7. The best way to get any panel flat is to panel file it. Go easy! The metal is thin so you don’t have much leeway for error. Break through and you can kiss the tank goodbye.

Get it fairly flat before reaching for the file. Then go gently, pulling up any low spots rather than filing the highs — it’s more a guide than a leveller!

8. Wavy sections (as seen at the far right) are typical in metal that has been drawn such a great deal — each tank half is stamped from a flat sheet of steel. If overly deep, the ripples will need to be massaged out.

If they’re subtle, a few heavy coats of high-build epoxy primer or a thin skim of body filler will eliminate them.

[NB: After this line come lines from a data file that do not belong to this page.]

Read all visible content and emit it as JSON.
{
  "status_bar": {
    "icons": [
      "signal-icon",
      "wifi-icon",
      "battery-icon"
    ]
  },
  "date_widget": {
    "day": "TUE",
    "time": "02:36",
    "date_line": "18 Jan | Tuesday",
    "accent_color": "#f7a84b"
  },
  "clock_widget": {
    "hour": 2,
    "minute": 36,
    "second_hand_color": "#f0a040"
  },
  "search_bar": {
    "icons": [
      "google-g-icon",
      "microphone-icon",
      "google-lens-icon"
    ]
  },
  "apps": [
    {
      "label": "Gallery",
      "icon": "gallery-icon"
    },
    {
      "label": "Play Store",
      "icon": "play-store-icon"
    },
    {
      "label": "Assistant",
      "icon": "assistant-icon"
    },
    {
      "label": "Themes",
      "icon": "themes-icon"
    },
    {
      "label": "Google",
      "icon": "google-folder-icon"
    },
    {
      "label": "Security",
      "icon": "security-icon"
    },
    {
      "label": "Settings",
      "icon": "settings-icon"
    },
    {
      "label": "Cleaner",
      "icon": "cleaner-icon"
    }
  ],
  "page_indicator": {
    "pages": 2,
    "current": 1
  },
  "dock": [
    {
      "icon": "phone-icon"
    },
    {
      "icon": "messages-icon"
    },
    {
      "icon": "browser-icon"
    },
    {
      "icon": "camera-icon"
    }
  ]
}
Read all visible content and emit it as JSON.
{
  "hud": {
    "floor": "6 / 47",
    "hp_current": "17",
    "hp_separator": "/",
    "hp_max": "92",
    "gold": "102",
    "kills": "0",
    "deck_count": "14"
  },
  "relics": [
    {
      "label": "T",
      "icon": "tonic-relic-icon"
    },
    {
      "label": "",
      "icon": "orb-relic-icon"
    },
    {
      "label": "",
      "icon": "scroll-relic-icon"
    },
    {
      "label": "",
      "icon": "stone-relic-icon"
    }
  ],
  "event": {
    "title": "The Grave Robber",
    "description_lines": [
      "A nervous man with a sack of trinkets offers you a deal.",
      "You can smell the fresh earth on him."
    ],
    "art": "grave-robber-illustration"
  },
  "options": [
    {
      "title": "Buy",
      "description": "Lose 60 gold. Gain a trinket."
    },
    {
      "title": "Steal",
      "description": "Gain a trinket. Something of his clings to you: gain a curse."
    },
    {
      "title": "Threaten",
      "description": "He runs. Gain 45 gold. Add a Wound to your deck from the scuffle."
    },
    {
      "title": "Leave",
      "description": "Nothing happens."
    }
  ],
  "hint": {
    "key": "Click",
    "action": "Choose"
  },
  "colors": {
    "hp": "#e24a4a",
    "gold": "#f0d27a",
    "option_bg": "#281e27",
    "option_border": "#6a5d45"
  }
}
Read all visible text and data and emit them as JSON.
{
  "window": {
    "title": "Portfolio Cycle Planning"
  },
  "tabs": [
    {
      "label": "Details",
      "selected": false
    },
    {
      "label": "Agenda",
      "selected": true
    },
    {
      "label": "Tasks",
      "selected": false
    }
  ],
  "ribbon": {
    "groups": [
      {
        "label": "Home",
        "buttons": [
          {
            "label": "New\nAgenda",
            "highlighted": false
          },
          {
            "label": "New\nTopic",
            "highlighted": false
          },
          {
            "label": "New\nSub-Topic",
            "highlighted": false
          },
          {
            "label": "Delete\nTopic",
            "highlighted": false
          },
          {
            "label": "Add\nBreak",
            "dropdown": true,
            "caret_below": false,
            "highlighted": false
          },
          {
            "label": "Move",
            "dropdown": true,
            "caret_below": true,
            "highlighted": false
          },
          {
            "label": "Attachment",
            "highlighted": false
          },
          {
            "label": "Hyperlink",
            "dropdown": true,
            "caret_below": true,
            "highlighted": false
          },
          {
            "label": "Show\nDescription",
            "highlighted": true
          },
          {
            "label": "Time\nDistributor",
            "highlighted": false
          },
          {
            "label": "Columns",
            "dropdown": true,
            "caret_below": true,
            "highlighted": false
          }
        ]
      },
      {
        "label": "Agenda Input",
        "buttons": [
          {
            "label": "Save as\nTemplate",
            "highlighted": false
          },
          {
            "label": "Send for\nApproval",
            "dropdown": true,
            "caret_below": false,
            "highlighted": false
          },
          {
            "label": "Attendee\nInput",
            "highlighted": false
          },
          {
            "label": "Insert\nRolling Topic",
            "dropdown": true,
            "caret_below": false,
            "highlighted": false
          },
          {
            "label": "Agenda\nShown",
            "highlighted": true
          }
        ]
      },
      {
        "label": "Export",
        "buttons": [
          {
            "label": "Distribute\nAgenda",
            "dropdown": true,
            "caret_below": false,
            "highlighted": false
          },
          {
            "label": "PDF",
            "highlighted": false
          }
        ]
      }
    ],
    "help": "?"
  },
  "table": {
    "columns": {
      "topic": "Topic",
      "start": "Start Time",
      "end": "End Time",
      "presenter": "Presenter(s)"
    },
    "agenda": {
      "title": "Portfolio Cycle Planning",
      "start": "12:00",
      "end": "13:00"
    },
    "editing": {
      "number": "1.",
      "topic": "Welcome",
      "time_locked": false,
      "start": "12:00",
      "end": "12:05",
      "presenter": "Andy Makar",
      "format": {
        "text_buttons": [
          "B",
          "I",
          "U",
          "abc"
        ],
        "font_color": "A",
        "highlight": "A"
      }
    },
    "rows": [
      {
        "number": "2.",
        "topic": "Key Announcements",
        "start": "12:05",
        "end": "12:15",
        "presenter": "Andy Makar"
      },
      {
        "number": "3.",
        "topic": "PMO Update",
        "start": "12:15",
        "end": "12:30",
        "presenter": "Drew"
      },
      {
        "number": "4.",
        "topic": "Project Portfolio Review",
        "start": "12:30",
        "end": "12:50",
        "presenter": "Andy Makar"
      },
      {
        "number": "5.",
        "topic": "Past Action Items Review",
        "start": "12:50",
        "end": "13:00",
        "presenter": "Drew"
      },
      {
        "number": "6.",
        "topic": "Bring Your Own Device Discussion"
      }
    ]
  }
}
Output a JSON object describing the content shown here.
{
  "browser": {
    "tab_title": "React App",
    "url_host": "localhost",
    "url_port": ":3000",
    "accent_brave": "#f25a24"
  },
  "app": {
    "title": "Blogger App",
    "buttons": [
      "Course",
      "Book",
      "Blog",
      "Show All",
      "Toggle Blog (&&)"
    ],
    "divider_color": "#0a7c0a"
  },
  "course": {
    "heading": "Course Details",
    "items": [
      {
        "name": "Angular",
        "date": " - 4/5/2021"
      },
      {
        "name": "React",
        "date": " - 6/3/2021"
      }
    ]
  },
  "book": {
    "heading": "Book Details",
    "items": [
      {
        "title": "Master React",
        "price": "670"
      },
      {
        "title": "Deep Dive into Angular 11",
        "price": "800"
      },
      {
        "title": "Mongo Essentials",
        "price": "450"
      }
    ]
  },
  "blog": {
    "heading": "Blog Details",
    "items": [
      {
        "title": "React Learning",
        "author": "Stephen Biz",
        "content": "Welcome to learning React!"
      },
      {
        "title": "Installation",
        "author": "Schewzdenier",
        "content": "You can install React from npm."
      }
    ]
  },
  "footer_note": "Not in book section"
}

9. Time and the elements are adept at seizing exposed bolts, so it’s not uncommon for a few captive nuts, threads or welded-on tabs to be destroyed when removing the tank.

Simply cut some good tabs or threads from a donor tank and weld them to your repaired unit. While plug welding will suffice, a spot welder works a treat.

10. With repairs completed, it’s likely the tank will have a few pinholes or minor leaks. POR’s three-part repair kit (cleaner; metal prep; sealer) is effective at sealing even the most minute amount of porosity.

The sealer is a heavy, aluminium-rich resin that air-cures. Since it doesn’t require a hardener or other catalyst, it’s safe to use.

11. First, the heavy-duty marine cleaner removes rust and fuel deposits. Then the metal prep leaves a zinc phosphate coating and neutralises any remaining rust.

After blocking every orifice, pour in the sealer and rotate the tank until all internal surfaces have been coated. Excess is poured out and should not be reused

12. The sealer must be force-dried with a heat gun as moisture reduces its effectiveness. Leaving it in the sun won’t do.

An LED torch is excellent for looking inside the tank to determine what’s going on. You need to see where the sealer is leaking through and doing its job, so the sealing process must be done prior to painting.

13. Due to the tin/lead finishes on some tanks, apply an epoxy primer like PPG DP40 before applying body filler or high-build primers to finish off the repaired areas.

This will ensure maximum adhesion. From there, it’s the same priming and painting process as for the rest of your streeter’s body work.

14. Final finish depends on the look you’re chasing. The HG into which this tank will be fitted is more a resto-mod rather than a pure resto, so I decided to give it a nice gloss silver top and a gloss black bottom.

If you’re chasing that original look, you could have the tank zinc-dipped after the repairs but before sealing.


Now doesn’t that look better? Although the painting process could be done in a day, you’ll need to let the tank sit for at least four days to allow the resin sealer to completely cure before reinstalling and filling it with fuel.

Note that while POR’s tank sealer works on all metal tanks, it isn’t recommended for plastic tanks.
While you’ve got the tank out, take the opportunity to fit it with a new fuel sender — Rare Spares and VDO have extensive arrays. That will give you many more years of motoring enjoyment.

Many thanks to RLC Engine Reconditioners (07 3390 2017) for the cleaning of the tank; to MPA Paint supplies (07 3822 2300) for supplying the POR kit; and to Streetneat (07 3206 0340).